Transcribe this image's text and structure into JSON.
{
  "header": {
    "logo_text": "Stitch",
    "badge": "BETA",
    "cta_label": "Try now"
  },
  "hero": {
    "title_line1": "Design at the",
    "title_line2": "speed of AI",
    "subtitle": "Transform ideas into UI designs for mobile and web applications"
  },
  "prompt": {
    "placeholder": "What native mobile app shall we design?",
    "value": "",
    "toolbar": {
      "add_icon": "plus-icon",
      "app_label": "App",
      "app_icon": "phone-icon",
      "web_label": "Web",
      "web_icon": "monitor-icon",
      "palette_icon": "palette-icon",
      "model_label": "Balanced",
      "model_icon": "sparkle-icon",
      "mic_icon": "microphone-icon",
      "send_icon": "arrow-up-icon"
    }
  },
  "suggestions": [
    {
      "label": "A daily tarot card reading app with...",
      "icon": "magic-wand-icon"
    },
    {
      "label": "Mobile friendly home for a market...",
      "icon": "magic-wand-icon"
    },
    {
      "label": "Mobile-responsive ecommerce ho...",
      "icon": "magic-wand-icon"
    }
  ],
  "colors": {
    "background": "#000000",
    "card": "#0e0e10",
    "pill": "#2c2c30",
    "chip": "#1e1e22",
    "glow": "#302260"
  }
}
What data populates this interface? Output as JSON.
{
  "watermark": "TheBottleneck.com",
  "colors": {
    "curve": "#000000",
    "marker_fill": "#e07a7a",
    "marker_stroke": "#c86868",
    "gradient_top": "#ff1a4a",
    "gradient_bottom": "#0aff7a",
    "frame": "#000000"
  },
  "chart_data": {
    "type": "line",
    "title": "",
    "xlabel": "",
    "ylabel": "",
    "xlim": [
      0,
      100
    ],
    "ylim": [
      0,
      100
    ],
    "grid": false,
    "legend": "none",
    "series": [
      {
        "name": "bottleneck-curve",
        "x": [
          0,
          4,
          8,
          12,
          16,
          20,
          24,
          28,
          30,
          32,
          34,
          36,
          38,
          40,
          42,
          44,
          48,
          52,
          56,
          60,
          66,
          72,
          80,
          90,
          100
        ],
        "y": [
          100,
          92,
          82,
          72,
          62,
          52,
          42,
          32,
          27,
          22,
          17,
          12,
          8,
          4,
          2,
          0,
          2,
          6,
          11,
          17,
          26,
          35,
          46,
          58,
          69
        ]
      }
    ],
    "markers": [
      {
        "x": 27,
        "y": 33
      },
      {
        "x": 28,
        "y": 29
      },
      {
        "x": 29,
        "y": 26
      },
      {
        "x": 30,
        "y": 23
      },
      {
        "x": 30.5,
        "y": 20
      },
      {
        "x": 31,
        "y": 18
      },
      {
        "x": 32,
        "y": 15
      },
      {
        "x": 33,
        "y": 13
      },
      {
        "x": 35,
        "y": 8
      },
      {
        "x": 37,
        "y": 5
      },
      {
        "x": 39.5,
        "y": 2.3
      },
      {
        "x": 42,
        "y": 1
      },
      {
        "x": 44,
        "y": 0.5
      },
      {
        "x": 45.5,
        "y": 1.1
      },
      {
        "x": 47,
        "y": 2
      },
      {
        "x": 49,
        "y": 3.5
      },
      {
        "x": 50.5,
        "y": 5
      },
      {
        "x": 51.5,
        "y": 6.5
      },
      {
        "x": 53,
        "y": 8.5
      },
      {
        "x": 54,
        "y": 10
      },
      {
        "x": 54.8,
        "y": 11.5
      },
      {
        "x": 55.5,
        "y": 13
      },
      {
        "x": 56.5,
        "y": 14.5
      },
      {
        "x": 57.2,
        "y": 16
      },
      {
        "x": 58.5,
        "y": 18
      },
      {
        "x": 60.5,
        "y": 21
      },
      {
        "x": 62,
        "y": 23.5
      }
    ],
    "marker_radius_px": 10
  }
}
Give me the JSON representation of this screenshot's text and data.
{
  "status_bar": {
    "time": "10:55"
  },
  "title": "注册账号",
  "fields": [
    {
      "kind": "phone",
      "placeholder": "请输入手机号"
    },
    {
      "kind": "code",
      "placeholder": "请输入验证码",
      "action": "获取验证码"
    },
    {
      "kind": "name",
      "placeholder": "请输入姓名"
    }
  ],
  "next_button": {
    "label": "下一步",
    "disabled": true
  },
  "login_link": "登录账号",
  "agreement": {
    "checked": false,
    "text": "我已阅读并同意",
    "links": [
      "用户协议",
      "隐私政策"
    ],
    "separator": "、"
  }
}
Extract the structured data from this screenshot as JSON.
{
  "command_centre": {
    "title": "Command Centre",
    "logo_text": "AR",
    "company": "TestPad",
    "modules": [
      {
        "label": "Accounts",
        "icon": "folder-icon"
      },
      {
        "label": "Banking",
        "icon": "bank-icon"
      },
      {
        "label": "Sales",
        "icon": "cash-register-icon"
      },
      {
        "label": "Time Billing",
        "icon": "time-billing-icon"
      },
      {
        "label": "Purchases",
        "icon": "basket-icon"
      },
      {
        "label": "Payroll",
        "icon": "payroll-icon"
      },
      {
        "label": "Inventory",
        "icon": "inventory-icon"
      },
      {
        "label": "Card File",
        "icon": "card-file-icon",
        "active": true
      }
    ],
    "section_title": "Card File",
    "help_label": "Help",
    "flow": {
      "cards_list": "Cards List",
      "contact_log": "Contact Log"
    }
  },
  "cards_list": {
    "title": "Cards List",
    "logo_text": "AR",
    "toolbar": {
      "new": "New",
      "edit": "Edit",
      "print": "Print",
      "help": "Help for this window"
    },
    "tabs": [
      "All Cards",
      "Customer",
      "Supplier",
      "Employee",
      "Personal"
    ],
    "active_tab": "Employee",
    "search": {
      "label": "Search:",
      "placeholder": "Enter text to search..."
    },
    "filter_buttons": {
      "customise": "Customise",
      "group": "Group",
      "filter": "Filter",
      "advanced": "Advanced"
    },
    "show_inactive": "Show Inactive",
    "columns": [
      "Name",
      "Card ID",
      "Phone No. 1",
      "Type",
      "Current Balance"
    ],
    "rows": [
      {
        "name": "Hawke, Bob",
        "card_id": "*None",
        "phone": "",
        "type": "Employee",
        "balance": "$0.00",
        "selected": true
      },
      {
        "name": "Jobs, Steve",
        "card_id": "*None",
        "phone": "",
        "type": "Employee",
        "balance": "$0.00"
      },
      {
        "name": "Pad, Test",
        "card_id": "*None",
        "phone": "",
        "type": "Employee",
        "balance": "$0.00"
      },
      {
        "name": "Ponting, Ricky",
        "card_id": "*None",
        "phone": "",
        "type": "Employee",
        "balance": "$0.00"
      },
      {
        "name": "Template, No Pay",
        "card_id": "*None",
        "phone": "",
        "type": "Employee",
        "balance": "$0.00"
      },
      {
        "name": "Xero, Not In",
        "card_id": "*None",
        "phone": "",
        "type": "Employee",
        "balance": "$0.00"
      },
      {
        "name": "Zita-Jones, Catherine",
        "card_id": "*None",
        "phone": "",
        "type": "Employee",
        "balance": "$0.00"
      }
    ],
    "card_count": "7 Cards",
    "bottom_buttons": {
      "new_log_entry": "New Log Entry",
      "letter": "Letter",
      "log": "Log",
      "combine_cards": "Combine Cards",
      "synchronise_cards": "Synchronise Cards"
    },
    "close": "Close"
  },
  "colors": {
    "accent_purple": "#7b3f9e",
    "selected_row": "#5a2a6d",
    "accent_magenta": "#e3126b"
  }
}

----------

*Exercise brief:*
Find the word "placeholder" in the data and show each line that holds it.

*Completed exercise:*
    "placeholder": "What native mobile app shall we design?",
      "placeholder": "请输入手机号"
      "placeholder": "请输入验证码",
      "placeholder": "请输入姓名"
      "placeholder": "Enter text to search..."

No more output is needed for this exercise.